• EXTRACTED MATERIAL
-- Opening Marker --
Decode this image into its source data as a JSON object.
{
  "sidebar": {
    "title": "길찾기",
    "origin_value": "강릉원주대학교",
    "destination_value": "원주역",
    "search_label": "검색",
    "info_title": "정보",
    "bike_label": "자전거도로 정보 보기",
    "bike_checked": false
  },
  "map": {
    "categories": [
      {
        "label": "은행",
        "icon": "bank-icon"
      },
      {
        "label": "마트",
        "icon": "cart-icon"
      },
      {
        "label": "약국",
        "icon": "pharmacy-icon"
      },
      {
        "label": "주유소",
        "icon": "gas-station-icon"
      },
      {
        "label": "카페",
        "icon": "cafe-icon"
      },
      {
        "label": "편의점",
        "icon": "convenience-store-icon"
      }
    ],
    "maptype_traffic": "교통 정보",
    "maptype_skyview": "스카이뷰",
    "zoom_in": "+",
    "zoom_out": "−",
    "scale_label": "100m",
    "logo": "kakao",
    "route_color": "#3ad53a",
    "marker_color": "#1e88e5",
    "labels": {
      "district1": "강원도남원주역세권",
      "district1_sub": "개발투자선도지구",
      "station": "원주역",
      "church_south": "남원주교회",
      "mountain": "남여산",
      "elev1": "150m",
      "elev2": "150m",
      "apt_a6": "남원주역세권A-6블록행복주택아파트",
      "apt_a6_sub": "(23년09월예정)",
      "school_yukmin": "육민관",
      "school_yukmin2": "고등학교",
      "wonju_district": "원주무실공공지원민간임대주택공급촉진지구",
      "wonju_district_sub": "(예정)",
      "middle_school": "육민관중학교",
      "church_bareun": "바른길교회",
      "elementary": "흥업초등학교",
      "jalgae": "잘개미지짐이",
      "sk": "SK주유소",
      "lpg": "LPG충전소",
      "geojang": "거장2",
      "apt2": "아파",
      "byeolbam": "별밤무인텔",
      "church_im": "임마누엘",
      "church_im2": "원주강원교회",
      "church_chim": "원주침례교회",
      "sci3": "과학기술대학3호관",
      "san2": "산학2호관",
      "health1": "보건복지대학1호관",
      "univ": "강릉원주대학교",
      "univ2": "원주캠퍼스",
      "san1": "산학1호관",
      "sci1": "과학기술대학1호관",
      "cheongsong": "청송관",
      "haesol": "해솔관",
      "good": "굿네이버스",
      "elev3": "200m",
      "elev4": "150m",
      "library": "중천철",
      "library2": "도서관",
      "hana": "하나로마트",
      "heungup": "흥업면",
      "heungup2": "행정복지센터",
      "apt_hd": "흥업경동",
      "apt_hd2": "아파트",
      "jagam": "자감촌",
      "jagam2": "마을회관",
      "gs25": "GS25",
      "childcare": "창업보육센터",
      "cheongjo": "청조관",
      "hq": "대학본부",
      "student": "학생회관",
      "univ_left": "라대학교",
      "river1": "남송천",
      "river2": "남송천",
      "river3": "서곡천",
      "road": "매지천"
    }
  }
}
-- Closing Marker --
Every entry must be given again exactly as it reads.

• RESULT FOR THIS EXERCISE
Decode this image into its source data as a JSON object.
{
  "sidebar": {
    "title": "길찾기",
    "origin_value": "강릉원주대학교",
    "destination_value": "원주역",
    "search_label": "검색",
    "info_title": "정보",
    "bike_label": "자전거도로 정보 보기",
    "bike_checked": false
  },
  "map": {
    "categories": [
      {
        "label": "은행",
        "icon": "bank-icon"
      },
      {
        "label": "마트",
        "icon": "cart-icon"
      },
      {
        "label": "약국",
        "icon": "pharmacy-icon"
      },
      {
        "label": "주유소",
        "icon": "gas-station-icon"
      },
      {
        "label": "카페",
        "icon": "cafe-icon"
      },
      {
        "label": "편의점",
        "icon": "convenience-store-icon"
      }
    ],
    "maptype_traffic": "교통 정보",
    "maptype_skyview": "스카이뷰",
    "zoom_in": "+",
    "zoom_out": "−",
    "scale_label": "100m",
    "logo": "kakao",
    "route_color": "#3ad53a",
    "marker_color": "#1e88e5",
    "labels": {
      "district1": "강원도남원주역세권",
      "district1_sub": "개발투자선도지구",
      "station": "원주역",
      "church_south": "남원주교회",
      "mountain": "남여산",
      "elev1": "150m",
      "elev2": "150m",
      "apt_a6": "남원주역세권A-6블록행복주택아파트",
      "apt_a6_sub": "(23년09월예정)",
      "school_yukmin": "육민관",
      "school_yukmin2": "고등학교",
      "wonju_district": "원주무실공공지원민간임대주택공급촉진지구",
      "wonju_district_sub": "(예정)",
      "middle_school": "육민관중학교",
      "church_bareun": "바른길교회",
      "elementary": "흥업초등학교",
      "jalgae": "잘개미지짐이",
      "sk": "SK주유소",
      "lpg": "LPG충전소",
      "geojang": "거장2",
      "apt2": "아파",
      "byeolbam": "별밤무인텔",
      "church_im": "임마누엘",
      "church_im2": "원주강원교회",
      "church_chim": "원주침례교회",
      "sci3": "과학기술대학3호관",
      "san2": "산학2호관",
      "health1": "보건복지대학1호관",
      "univ": "강릉원주대학교",
      "univ2": "원주캠퍼스",
      "san1": "산학1호관",
      "sci1": "과학기술대학1호관",
      "cheongsong": "청송관",
      "haesol": "해솔관",
      "good": "굿네이버스",
      "elev3": "200m",
      "elev4": "150m",
      "library": "중천철",
      "library2": "도서관",
      "hana": "하나로마트",
      "heungup": "흥업면",
      "heungup2": "행정복지센터",
      "apt_hd": "흥업경동",
      "apt_hd2": "아파트",
      "jagam": "자감촌",
      "jagam2": "마을회관",
      "gs25": "GS25",
      "childcare": "창업보육센터",
      "cheongjo": "청조관",
      "hq": "대학본부",
      "student": "학생회관",
      "univ_left": "라대학교",
      "river1": "남송천",
      "river2": "남송천",
      "river3": "서곡천",
      "road": "매지천"
    }
  }
}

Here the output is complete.